(Collected data entries)

▬▬▬▬▬▬

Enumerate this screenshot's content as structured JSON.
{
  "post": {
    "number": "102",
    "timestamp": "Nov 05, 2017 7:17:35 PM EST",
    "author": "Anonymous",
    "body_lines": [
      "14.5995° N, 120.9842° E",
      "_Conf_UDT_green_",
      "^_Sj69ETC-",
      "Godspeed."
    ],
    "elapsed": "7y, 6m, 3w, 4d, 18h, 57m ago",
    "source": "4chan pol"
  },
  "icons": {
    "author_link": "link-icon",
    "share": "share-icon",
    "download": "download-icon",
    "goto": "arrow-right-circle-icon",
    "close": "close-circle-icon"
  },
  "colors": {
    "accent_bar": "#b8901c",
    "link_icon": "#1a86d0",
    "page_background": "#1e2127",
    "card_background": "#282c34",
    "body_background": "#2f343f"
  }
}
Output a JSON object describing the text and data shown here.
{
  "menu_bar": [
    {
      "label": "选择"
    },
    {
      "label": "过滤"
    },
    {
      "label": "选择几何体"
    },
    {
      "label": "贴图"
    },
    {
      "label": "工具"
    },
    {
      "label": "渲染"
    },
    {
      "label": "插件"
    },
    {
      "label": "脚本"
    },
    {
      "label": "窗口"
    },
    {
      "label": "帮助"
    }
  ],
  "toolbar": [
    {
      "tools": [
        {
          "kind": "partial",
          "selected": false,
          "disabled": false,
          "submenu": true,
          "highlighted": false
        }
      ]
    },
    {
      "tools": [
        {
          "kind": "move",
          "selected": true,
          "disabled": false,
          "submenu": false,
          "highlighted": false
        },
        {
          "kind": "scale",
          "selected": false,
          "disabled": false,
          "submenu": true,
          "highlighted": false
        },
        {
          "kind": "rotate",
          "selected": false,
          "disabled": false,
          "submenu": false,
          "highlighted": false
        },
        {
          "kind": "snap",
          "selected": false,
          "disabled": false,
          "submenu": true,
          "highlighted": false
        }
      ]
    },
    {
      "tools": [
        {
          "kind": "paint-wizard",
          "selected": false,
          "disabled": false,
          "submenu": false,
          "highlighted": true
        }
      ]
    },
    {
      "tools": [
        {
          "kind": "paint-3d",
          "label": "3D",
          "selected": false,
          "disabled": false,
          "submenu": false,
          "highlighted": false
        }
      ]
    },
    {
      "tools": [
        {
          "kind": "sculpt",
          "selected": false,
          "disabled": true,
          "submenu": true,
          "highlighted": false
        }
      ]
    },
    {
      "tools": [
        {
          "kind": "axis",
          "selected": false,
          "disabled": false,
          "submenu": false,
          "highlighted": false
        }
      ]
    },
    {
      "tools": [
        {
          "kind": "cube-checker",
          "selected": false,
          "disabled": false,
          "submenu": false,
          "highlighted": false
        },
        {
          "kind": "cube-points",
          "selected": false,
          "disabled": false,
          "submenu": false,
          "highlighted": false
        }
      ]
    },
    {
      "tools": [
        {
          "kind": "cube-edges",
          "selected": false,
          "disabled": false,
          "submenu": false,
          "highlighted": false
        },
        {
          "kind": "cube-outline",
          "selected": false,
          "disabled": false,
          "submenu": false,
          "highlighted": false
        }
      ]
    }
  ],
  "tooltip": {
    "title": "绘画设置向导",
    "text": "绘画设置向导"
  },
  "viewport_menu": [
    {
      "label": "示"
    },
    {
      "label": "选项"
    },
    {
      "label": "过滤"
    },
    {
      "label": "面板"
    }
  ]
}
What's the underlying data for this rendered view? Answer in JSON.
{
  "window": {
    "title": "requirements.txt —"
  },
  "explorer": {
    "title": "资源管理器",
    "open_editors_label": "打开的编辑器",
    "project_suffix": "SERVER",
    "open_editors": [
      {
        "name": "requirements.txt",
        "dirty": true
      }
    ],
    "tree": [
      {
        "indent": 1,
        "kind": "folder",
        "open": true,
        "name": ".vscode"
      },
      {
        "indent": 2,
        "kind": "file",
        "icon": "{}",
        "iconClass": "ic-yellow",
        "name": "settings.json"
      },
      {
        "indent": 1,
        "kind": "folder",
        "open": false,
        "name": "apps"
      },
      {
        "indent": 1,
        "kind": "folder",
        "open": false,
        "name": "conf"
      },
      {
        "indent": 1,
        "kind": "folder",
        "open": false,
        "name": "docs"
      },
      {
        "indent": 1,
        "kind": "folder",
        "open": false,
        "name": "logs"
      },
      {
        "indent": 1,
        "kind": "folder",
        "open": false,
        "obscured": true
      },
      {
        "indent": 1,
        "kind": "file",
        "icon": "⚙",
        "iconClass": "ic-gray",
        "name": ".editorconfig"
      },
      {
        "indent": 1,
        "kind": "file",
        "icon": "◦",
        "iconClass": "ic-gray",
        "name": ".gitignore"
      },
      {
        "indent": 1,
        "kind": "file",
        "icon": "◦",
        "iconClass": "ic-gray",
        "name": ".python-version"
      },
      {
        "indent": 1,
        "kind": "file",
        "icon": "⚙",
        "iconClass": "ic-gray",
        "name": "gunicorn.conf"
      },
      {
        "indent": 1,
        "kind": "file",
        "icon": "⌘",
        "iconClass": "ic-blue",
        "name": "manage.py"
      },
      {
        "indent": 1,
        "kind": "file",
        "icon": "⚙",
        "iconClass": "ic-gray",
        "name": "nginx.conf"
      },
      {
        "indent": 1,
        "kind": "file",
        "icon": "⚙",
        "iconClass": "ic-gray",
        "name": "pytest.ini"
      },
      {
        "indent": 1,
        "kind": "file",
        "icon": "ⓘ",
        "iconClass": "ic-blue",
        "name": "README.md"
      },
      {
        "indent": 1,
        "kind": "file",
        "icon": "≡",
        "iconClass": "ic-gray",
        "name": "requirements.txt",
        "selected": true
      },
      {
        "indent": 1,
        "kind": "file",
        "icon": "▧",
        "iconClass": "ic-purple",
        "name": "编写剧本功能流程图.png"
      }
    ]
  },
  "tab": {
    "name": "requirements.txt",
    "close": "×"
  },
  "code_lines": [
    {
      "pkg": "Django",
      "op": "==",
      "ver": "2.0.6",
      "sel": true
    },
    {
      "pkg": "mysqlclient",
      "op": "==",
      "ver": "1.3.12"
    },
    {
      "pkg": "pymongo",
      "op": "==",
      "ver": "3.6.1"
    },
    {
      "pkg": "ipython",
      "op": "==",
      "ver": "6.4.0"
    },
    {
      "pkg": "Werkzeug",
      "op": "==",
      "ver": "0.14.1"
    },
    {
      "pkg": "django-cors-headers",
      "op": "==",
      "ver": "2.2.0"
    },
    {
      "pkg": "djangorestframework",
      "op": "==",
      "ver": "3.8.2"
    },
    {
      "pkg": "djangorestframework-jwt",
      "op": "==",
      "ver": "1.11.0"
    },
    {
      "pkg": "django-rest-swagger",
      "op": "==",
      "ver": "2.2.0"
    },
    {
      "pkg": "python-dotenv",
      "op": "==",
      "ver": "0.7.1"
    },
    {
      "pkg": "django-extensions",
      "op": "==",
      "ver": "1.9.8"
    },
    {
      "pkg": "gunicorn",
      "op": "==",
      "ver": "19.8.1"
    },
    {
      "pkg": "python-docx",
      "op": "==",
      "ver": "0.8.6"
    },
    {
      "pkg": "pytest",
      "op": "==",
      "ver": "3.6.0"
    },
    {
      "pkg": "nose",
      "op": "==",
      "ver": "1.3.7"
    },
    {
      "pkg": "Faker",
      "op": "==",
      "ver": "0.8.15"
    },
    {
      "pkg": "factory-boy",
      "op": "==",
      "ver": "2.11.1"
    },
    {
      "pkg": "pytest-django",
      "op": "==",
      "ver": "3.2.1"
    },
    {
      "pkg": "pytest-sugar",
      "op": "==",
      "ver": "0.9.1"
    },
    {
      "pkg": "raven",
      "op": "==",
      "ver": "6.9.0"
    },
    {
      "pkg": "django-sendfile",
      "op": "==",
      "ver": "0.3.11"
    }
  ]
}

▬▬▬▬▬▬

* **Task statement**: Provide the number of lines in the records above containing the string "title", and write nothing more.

* **Response area**: 3